CHENNAI: The lights dimmed out. A gentle melody played in the background as little Swarnalatha made her way to the centre of the stage, introducing the skit, The Day God Left Earth, which her classmates from Chennai Public School, Saidapet, had prepared for the audience at Alliance Française.
Then, a young girl in white and an orange beanie took her place, awestruck by everything she saw. She was truth. Satya was followed by a young man in a saffron kurta, with a rosary hanging on his neck and a little peacock feather on his turban — god.
What ensued was a simple yet enlightening conversation on why god wouldn’t want to stay in this world. Bigotry, loss of morals, violence and distrust all made their way to the stage, with these eight-year-olds going beyond their age to understand and portray the themes. Standing along the sidelines was their proud Teach for India (TFI) tutor, Goutham Kumar.
“For us, learning is not just about a blackboard and a book. My two-year stint with these children is coming to an end and the team has so many plans to give them the right kind of exposure. This performance for Crea Shakti was one of them,” says the 24-year-old TFI fellow.
Practising for over five days, the 15-minute social satire saw the character of truth showing everything that’s wrong with the world to god — from local issues to Trump’s election, much to his disdain, ultimately forcing him to give up on humanity and leave. “God is one character we throw around to our own advantage. ‘Kadavul irukaru’ for everything. This is exactly why we chose to adapt that concept here — to show how god himself doesn’t warrant half the things that happen around us today,” adds the engineering graduate.
Hemanth, her classmate and the boy who made people fall in love with him as Trump, insists that god exists everywhere and he himself has spoken to him. “God told me that I will be successful and that I should take care of everyone,” he quips innocently.
Karthik, the boy who played the almighty, seems to be a little scared of divinity. “At temples, I have seen god enter my mom and uncle. I try not to look at them then. It is terrifying. What do you ask god then?” he says sheepishly.
Razia, the kid who essayed the role of Satya, the truth, however slams the concept. “Everyone says they see god but in reality, nobody does. Everyone just remembers god when they are in trouble and forgets him when good things happen,” she avers.
Many children hail from homes that are wrecked with dowry harassment, domestic violence, alcoholism, molestation and substance abuse, so much so that it has become commonplace for most. “Most of these kids are underprivileged and know what they are speaking about on stage; that’s what drives home the message,” Goutham says. He and his team have, over its two-year stint made an effort to expose them to diverse environments, from restaurant kitchens to book reading. “These are bright kids and we want them to realise what they are capable of.” Goutham is optimistic about the kids’ future. “They are all willing to learn and eager to be better than the day before. A happy child performs well and it shows,” he points out.

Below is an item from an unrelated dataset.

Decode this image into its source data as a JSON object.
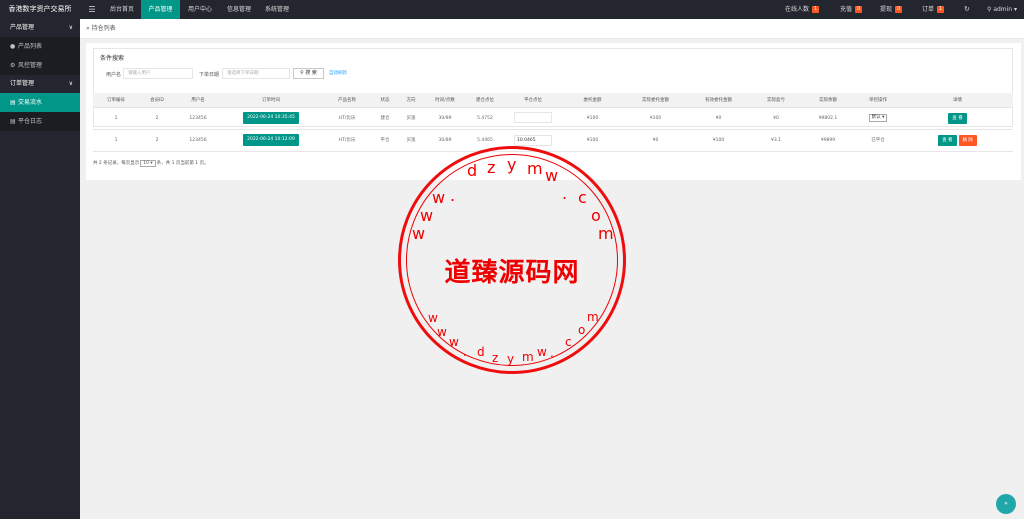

Touting North Madras and Saidapet as the most worrying centres for TFI fellows, he adds that there is still much to do to get them ready for mainstream. With a first live performance ticked off their bucket list, these children have many more avenues to explore. “The idea was to get people to come and see just how capable these kids are. We need appreciation, not sympathy,” he smiles. And we agree!
(The writer is a freelance journalist)